## WORK TO BE COMPLETED
Leaving out the images, please output every entry exactly as it appears.

## Component data from apps and pages
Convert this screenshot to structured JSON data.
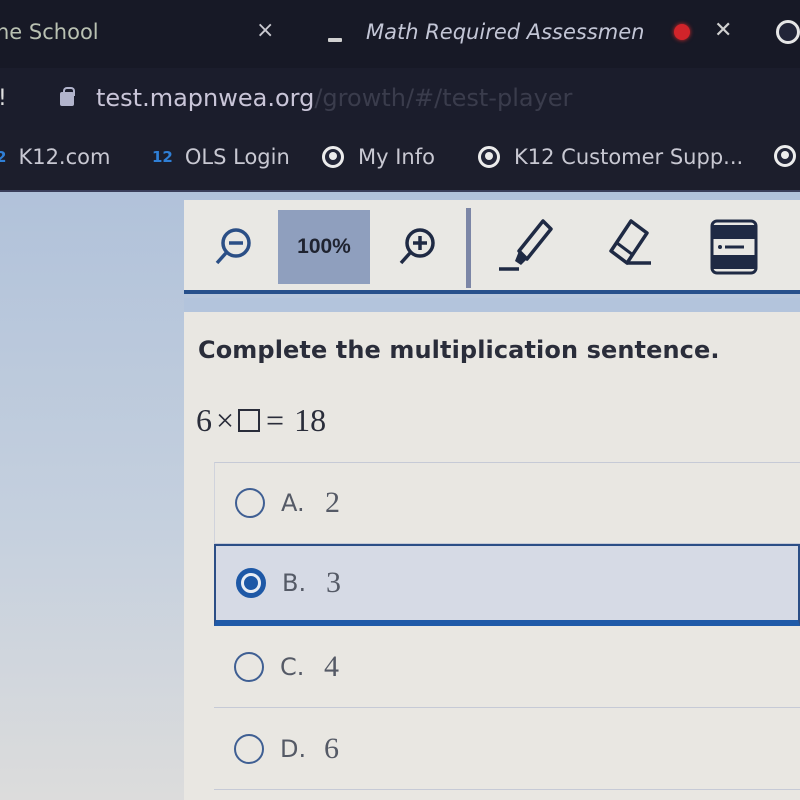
{
  "browser": {
    "tabs": [
      {
        "title": "ne School",
        "close": "×"
      },
      {
        "title": "Math Required Assessmen",
        "close": "×",
        "recording": true,
        "muted": true
      }
    ],
    "minimize_glyph": "—",
    "address": {
      "host": "test.mapnwea.org",
      "path": "/growth/#/test-player"
    },
    "bookmarks": [
      {
        "icon": "k12",
        "badge": "2",
        "label": "K12.com"
      },
      {
        "icon": "k12",
        "badge": "12",
        "label": "OLS Login"
      },
      {
        "icon": "globe",
        "label": "My Info"
      },
      {
        "icon": "globe",
        "label": "K12 Customer Supp..."
      },
      {
        "icon": "globe",
        "label": ""
      }
    ]
  },
  "toolbar": {
    "zoom_out": "zoom-out",
    "zoom_level": "100%",
    "zoom_in": "zoom-in",
    "tools": [
      "highlighter",
      "eraser",
      "line-reader"
    ]
  },
  "question": {
    "prompt": "Complete the multiplication sentence.",
    "equation": {
      "left": "6",
      "operator": "×",
      "equals": "=",
      "right": "18"
    },
    "options": [
      {
        "letter": "A.",
        "value": "2",
        "selected": false
      },
      {
        "letter": "B.",
        "value": "3",
        "selected": true
      },
      {
        "letter": "C.",
        "value": "4",
        "selected": false
      },
      {
        "letter": "D.",
        "value": "6",
        "selected": false
      }
    ]
  },
  "colors": {
    "accent": "#1e58a6",
    "toolbar_border": "#27508b",
    "zoom_level_bg": "#8f9fbe",
    "rec_dot": "#d1242a"
  }
}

## TASK RESULT
Convert this screenshot to structured JSON data.
{
  "browser": {
    "tabs": [
      {
        "title": "ne School",
        "close": "×"
      },
      {
        "title": "Math Required Assessmen",
        "close": "×",
        "recording": true,
        "muted": true
      }
    ],
    "minimize_glyph": "—",
    "address": {
      "host": "test.mapnwea.org",
      "path": "/growth/#/test-player"
    },
    "bookmarks": [
      {
        "icon": "k12",
        "badge": "2",
        "label": "K12.com"
      },
      {
        "icon": "k12",
        "badge": "12",
        "label": "OLS Login"
      },
      {
        "icon": "globe",
        "label": "My Info"
      },
      {
        "icon": "globe",
        "label": "K12 Customer Supp..."
      },
      {
        "icon": "globe",
        "label": ""
      }
    ]
  },
  "toolbar": {
    "zoom_out": "zoom-out",
    "zoom_level": "100%",
    "zoom_in": "zoom-in",
    "tools": [
      "highlighter",
      "eraser",
      "line-reader"
    ]
  },
  "question": {
    "prompt": "Complete the multiplication sentence.",
    "equation": {
      "left": "6",
      "operator": "×",
      "equals": "=",
      "right": "18"
    },
    "options": [
      {
        "letter": "A.",
        "value": "2",
        "selected": false
      },
      {
        "letter": "B.",
        "value": "3",
        "selected": true
      },
      {
        "letter": "C.",
        "value": "4",
        "selected": false
      },
      {
        "letter": "D.",
        "value": "6",
        "selected": false
      }
    ]
  },
  "colors": {
    "accent": "#1e58a6",
    "toolbar_border": "#27508b",
    "zoom_level_bg": "#8f9fbe",
    "rec_dot": "#d1242a"
  }
}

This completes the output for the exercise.